App and web page records:
────────

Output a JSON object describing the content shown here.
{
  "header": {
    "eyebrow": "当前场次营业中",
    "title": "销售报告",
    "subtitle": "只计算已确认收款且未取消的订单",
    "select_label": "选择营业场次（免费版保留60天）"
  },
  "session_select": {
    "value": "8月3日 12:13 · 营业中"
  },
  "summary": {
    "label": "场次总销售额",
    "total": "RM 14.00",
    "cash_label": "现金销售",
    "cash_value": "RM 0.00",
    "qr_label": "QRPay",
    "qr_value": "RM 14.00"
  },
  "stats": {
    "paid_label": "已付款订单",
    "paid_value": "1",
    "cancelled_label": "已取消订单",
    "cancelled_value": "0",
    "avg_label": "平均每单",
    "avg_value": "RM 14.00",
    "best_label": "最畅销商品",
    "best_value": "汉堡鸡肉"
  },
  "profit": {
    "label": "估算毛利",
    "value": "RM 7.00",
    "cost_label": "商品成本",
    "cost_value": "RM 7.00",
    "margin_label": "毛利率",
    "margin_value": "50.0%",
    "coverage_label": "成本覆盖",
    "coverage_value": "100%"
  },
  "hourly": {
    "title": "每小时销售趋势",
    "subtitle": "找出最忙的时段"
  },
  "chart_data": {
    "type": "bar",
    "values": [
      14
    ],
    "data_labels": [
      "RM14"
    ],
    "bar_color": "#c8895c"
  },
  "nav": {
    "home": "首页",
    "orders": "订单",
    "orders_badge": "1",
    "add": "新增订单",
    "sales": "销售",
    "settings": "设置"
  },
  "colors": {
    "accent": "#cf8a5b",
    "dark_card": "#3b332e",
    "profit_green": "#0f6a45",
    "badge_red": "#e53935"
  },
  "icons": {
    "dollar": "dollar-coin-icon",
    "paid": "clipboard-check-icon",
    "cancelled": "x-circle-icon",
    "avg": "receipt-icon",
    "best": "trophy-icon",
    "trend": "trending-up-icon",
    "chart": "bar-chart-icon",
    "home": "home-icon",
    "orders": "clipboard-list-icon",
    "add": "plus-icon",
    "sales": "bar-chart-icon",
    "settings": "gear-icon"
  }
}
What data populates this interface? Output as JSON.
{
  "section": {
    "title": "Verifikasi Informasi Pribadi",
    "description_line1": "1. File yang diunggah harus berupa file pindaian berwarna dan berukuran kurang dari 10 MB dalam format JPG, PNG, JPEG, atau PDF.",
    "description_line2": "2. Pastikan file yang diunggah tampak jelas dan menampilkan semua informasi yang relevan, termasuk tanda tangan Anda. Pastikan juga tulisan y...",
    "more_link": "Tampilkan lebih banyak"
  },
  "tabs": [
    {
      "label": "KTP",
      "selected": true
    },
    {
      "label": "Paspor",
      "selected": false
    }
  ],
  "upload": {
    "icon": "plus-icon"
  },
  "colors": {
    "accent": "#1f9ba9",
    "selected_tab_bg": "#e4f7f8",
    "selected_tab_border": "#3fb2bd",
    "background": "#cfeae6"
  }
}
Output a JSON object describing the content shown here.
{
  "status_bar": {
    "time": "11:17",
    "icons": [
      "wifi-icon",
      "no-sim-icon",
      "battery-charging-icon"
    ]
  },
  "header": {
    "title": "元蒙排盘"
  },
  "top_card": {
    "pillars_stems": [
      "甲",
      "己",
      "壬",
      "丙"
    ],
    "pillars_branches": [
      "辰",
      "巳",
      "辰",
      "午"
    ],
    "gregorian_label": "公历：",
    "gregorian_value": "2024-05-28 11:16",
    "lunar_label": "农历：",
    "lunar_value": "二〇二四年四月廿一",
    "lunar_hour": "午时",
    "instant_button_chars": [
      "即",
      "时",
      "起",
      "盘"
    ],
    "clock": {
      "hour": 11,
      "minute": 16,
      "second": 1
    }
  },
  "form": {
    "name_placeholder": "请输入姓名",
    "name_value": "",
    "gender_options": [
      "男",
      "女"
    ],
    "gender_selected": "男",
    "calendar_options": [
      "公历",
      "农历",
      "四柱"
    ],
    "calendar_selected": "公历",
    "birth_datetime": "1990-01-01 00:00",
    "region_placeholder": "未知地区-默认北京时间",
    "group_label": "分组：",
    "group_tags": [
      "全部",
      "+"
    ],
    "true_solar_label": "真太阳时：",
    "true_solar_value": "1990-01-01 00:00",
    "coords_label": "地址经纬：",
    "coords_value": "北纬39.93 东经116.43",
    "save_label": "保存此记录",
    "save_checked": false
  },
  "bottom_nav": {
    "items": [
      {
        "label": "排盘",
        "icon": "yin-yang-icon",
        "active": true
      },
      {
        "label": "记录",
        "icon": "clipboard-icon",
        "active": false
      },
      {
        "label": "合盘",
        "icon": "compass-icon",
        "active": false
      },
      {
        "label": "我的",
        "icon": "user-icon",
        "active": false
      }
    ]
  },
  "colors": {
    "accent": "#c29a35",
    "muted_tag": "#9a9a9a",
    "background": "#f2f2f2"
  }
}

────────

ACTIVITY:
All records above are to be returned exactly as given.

RESULT FOR THIS EXERCISE:
Output a JSON object describing the content shown here.
{
  "header": {
    "eyebrow": "当前场次营业中",
    "title": "销售报告",
    "subtitle": "只计算已确认收款且未取消的订单",
    "select_label": "选择营业场次（免费版保留60天）"
  },
  "session_select": {
    "value": "8月3日 12:13 · 营业中"
  },
  "summary": {
    "label": "场次总销售额",
    "total": "RM 14.00",
    "cash_label": "现金销售",
    "cash_value": "RM 0.00",
    "qr_label": "QRPay",
    "qr_value": "RM 14.00"
  },
  "stats": {
    "paid_label": "已付款订单",
    "paid_value": "1",
    "cancelled_label": "已取消订单",
    "cancelled_value": "0",
    "avg_label": "平均每单",
    "avg_value": "RM 14.00",
    "best_label": "最畅销商品",
    "best_value": "汉堡鸡肉"
  },
  "profit": {
    "label": "估算毛利",
    "value": "RM 7.00",
    "cost_label": "商品成本",
    "cost_value": "RM 7.00",
    "margin_label": "毛利率",
    "margin_value": "50.0%",
    "coverage_label": "成本覆盖",
    "coverage_value": "100%"
  },
  "hourly": {
    "title": "每小时销售趋势",
    "subtitle": "找出最忙的时段"
  },
  "chart_data": {
    "type": "bar",
    "values": [
      14
    ],
    "data_labels": [
      "RM14"
    ],
    "bar_color": "#c8895c"
  },
  "nav": {
    "home": "首页",
    "orders": "订单",
    "orders_badge": "1",
    "add": "新增订单",
    "sales": "销售",
    "settings": "设置"
  },
  "colors": {
    "accent": "#cf8a5b",
    "dark_card": "#3b332e",
    "profit_green": "#0f6a45",
    "badge_red": "#e53935"
  },
  "icons": {
    "dollar": "dollar-coin-icon",
    "paid": "clipboard-check-icon",
    "cancelled": "x-circle-icon",
    "avg": "receipt-icon",
    "best": "trophy-icon",
    "trend": "trending-up-icon",
    "chart": "bar-chart-icon",
    "home": "home-icon",
    "orders": "clipboard-list-icon",
    "add": "plus-icon",
    "sales": "bar-chart-icon",
    "settings": "gear-icon"
  }
}
What data populates this interface? Output as JSON.
{
  "section": {
    "title": "Verifikasi Informasi Pribadi",
    "description_line1": "1. File yang diunggah harus berupa file pindaian berwarna dan berukuran kurang dari 10 MB dalam format JPG, PNG, JPEG, atau PDF.",
    "description_line2": "2. Pastikan file yang diunggah tampak jelas dan menampilkan semua informasi yang relevan, termasuk tanda tangan Anda. Pastikan juga tulisan y...",
    "more_link": "Tampilkan lebih banyak"
  },
  "tabs": [
    {
      "label": "KTP",
      "selected": true
    },
    {
      "label": "Paspor",
      "selected": false
    }
  ],
  "upload": {
    "icon": "plus-icon"
  },
  "colors": {
    "accent": "#1f9ba9",
    "selected_tab_bg": "#e4f7f8",
    "selected_tab_border": "#3fb2bd",
    "background": "#cfeae6"
  }
}
Output a JSON object describing the content shown here.
{
  "status_bar": {
    "time": "11:17",
    "icons": [
      "wifi-icon",
      "no-sim-icon",
      "battery-charging-icon"
    ]
  },
  "header": {
    "title": "元蒙排盘"
  },
  "top_card": {
    "pillars_stems": [
      "甲",
      "己",
      "壬",
      "丙"
    ],
    "pillars_branches": [
      "辰",
      "巳",
      "辰",
      "午"
    ],
    "gregorian_label": "公历：",
    "gregorian_value": "2024-05-28 11:16",
    "lunar_label": "农历：",
    "lunar_value": "二〇二四年四月廿一",
    "lunar_hour": "午时",
    "instant_button_chars": [
      "即",
      "时",
      "起",
      "盘"
    ],
    "clock": {
      "hour": 11,
      "minute": 16,
      "second": 1
    }
  },
  "form": {
    "name_placeholder": "请输入姓名",
    "name_value": "",
    "gender_options": [
      "男",
      "女"
    ],
    "gender_selected": "男",
    "calendar_options": [
      "公历",
      "农历",
      "四柱"
    ],
    "calendar_selected": "公历",
    "birth_datetime": "1990-01-01 00:00",
    "region_placeholder": "未知地区-默认北京时间",
    "group_label": "分组：",
    "group_tags": [
      "全部",
      "+"
    ],
    "true_solar_label": "真太阳时：",
    "true_solar_value": "1990-01-01 00:00",
    "coords_label": "地址经纬：",
    "coords_value": "北纬39.93 东经116.43",
    "save_label": "保存此记录",
    "save_checked": false
  },
  "bottom_nav": {
    "items": [
      {
        "label": "排盘",
        "icon": "yin-yang-icon",
        "active": true
      },
      {
        "label": "记录",
        "icon": "clipboard-icon",
        "active": false
      },
      {
        "label": "合盘",
        "icon": "compass-icon",
        "active": false
      },
      {
        "label": "我的",
        "icon": "user-icon",
        "active": false
      }
    ]
  },
  "colors": {
    "accent": "#c29a35",
    "muted_tag": "#9a9a9a",
    "background": "#f2f2f2"
  }
}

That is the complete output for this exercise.